  17. It feels more like a collection of tracks than a cohesive work.
  18. Remarkably, Mr. Wainwright infuses “Release the Stars” with enough honest emotion to overcome the grandiosity, or at least undercut it a bit.
  19. Though the final third of the album drags a touch as Wainwright lets up on the heart-pounding melodrama, the highs here are exceptional. [19 May 2007]
  20. 70
    The songs are more blustery than ever. [Jun 2007, p.108]
  21. Such frequent attempts to elevate the banal into the meaningful ultimately keep Release the Stars from achieving any significant momentum and only add weight to the notion that Wainwright's shaky aim-- rather than his lack of talent-- might be his biggest downfall.
  22. As a whole, the album feels less definite, less driven, than the 'Want…' albums, which is both a strength and a weakness.
  23. The real problem with Stars is that the most poignant, affecting songs sound like natural, and somewhat neutral, follow-ups to his other songs.
  24. Only a slight improvement [over Want Two]. [14 Jun 2007, p.102]
  25. While these songs are lushly produced, often with full orchestration, and while Wainwright has a knack for pretty, lilting melodies and concrete imagery there is nonetheless a distinct lack of pop hooks here.
  26. Someone needs to tell Wainwright there's a huge difference between 'epic' and 'over-egged'.
  27. Most of Stars ends up feeling like a sleight of hand; pay no attention to the lack of accessibility, but instead be distracted by the unecessarily grandiose 'I'm Not Ready to Love.' [Summer 2007, p.86]
  28. It's an ornate, dizzying affair, where all his interests and talents collide in one brazen gesture.
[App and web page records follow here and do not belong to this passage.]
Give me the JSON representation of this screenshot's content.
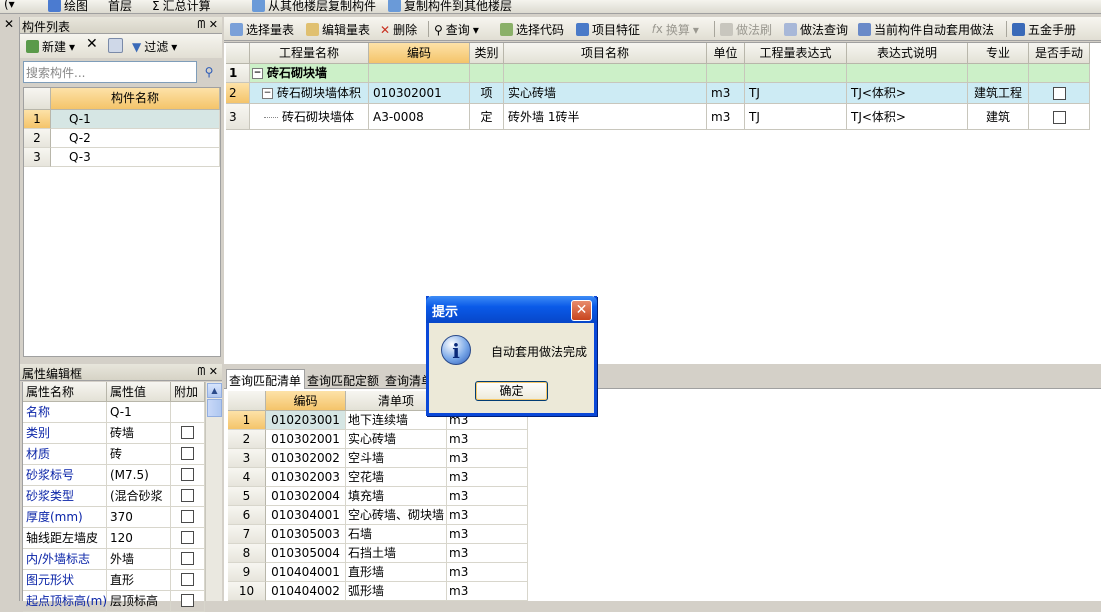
{
  "top_toolbar": {
    "draw": "绘图",
    "floor": "首层",
    "summary": "汇总计算",
    "copy_from": "从其他楼层复制构件",
    "copy_to": "复制构件到其他楼层"
  },
  "component_list": {
    "title": "构件列表",
    "new_label": "新建",
    "filter_label": "过滤",
    "search_placeholder": "搜索构件...",
    "column_header": "构件名称",
    "rows": [
      {
        "num": "1",
        "name": "Q-1"
      },
      {
        "num": "2",
        "name": "Q-2"
      },
      {
        "num": "3",
        "name": "Q-3"
      }
    ]
  },
  "properties": {
    "title": "属性编辑框",
    "headers": [
      "属性名称",
      "属性值",
      "附加"
    ],
    "rows": [
      {
        "name": "名称",
        "value": "Q-1"
      },
      {
        "name": "类别",
        "value": "砖墙"
      },
      {
        "name": "材质",
        "value": "砖"
      },
      {
        "name": "砂浆标号",
        "value": "(M7.5)"
      },
      {
        "name": "砂浆类型",
        "value": "(混合砂浆"
      },
      {
        "name": "厚度(mm)",
        "value": "370"
      },
      {
        "name": "轴线距左墙皮",
        "value": "120"
      },
      {
        "name": "内/外墙标志",
        "value": "外墙"
      },
      {
        "name": "图元形状",
        "value": "直形"
      },
      {
        "name": "起点顶标高(m)",
        "value": "层顶标高"
      }
    ]
  },
  "main_toolbar": {
    "select_qty": "选择量表",
    "edit_qty": "编辑量表",
    "delete": "删除",
    "query": "查询",
    "select_code": "选择代码",
    "project_feature": "项目特征",
    "calc": "换算",
    "method_brush": "做法刷",
    "method_query": "做法查询",
    "auto_apply": "当前构件自动套用做法",
    "manual": "五金手册"
  },
  "main_grid": {
    "headers": [
      "工程量名称",
      "编码",
      "类别",
      "项目名称",
      "单位",
      "工程量表达式",
      "表达式说明",
      "专业",
      "是否手动"
    ],
    "rows": [
      {
        "num": "1",
        "name": "砖石砌块墙",
        "code": "",
        "type": "",
        "item": "",
        "unit": "",
        "expr": "",
        "desc": "",
        "major": ""
      },
      {
        "num": "2",
        "name": "砖石砌块墙体积",
        "code": "010302001",
        "type": "项",
        "item": "实心砖墙",
        "unit": "m3",
        "expr": "TJ",
        "desc": "TJ<体积>",
        "major": "建筑工程"
      },
      {
        "num": "3",
        "name": "砖石砌块墙体",
        "code": "A3-0008",
        "type": "定",
        "item": "砖外墙 1砖半",
        "unit": "m3",
        "expr": "TJ",
        "desc": "TJ<体积>",
        "major": "建筑"
      }
    ]
  },
  "bottom_tabs": [
    "查询匹配清单",
    "查询匹配定额",
    "查询清单库"
  ],
  "bottom_grid": {
    "headers": [
      "编码",
      "清单项",
      "单位"
    ],
    "rows": [
      {
        "num": "1",
        "code": "010203001",
        "item": "地下连续墙",
        "unit": "m3"
      },
      {
        "num": "2",
        "code": "010302001",
        "item": "实心砖墙",
        "unit": "m3"
      },
      {
        "num": "3",
        "code": "010302002",
        "item": "空斗墙",
        "unit": "m3"
      },
      {
        "num": "4",
        "code": "010302003",
        "item": "空花墙",
        "unit": "m3"
      },
      {
        "num": "5",
        "code": "010302004",
        "item": "填充墙",
        "unit": "m3"
      },
      {
        "num": "6",
        "code": "010304001",
        "item": "空心砖墙、砌块墙",
        "unit": "m3"
      },
      {
        "num": "7",
        "code": "010305003",
        "item": "石墙",
        "unit": "m3"
      },
      {
        "num": "8",
        "code": "010305004",
        "item": "石挡土墙",
        "unit": "m3"
      },
      {
        "num": "9",
        "code": "010404001",
        "item": "直形墙",
        "unit": "m3"
      },
      {
        "num": "10",
        "code": "010404002",
        "item": "弧形墙",
        "unit": "m3"
      }
    ]
  },
  "dialog": {
    "title": "提示",
    "message": "自动套用做法完成",
    "ok": "确定"
  }
}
It's impressive in scope, but where does that leave the listener? Possibly with a headache.
  29. Beneath the haughty schmaltz of his fifth LP—embodying Herb Albert one moment and a particularly peach-scented Little River Band the next—there are only momentary flashes of the high-quality torch songs we fell for so long ago.
  30. The outlandish baroque-cubed excess here, from the warbling chorales to the bleating woodwinds, weighs down track after track after track after track.
User Score
8.4

Universal acclaim- based on 75 Ratings

User score distribution:
  1. Positive: 50 out of 58
  2. Negative: 3 out of 58
  1. Apr 7, 2012
    7
    Altogether it's a good & enjoyable effort -- and a welcome end to the Want One's & Two's! As Rufus sings "I'm tired of writing elegies to boredom!"
  2. AdamW
    Nov 17, 2007
    9
    Exce[tional - a real grower of an album - sounded like a bit of an albatross on first play but now I just can't get enough of it. The Exce[tional - a real grower of an album - sounded like a bit of an albatross on first play but now I just can't get enough of it. The grandiose "Slideshow" and the exuberant "Do I Disappoint You" are standout tracks, but the tender and vulnerable "Not Ready To Love" is also exceptional. Production-wise, a shower of an album. Musically, a definite grower. Give it a chance. Full Review »
  3. SYanoff
    Oct 4, 2007
    6
    It's no Poses (his previous album, which is just excellent). There's a couple of skip-able songs on here, some go on too long, and It's no Poses (his previous album, which is just excellent). There's a couple of skip-able songs on here, some go on too long, and nothing that grabs you the way Cigarettes and Chocolate Milk or Tower of Learning do. Rufus shines on the politically-charged spots (Going to a Town) and risque (Between My Legs). Full Review »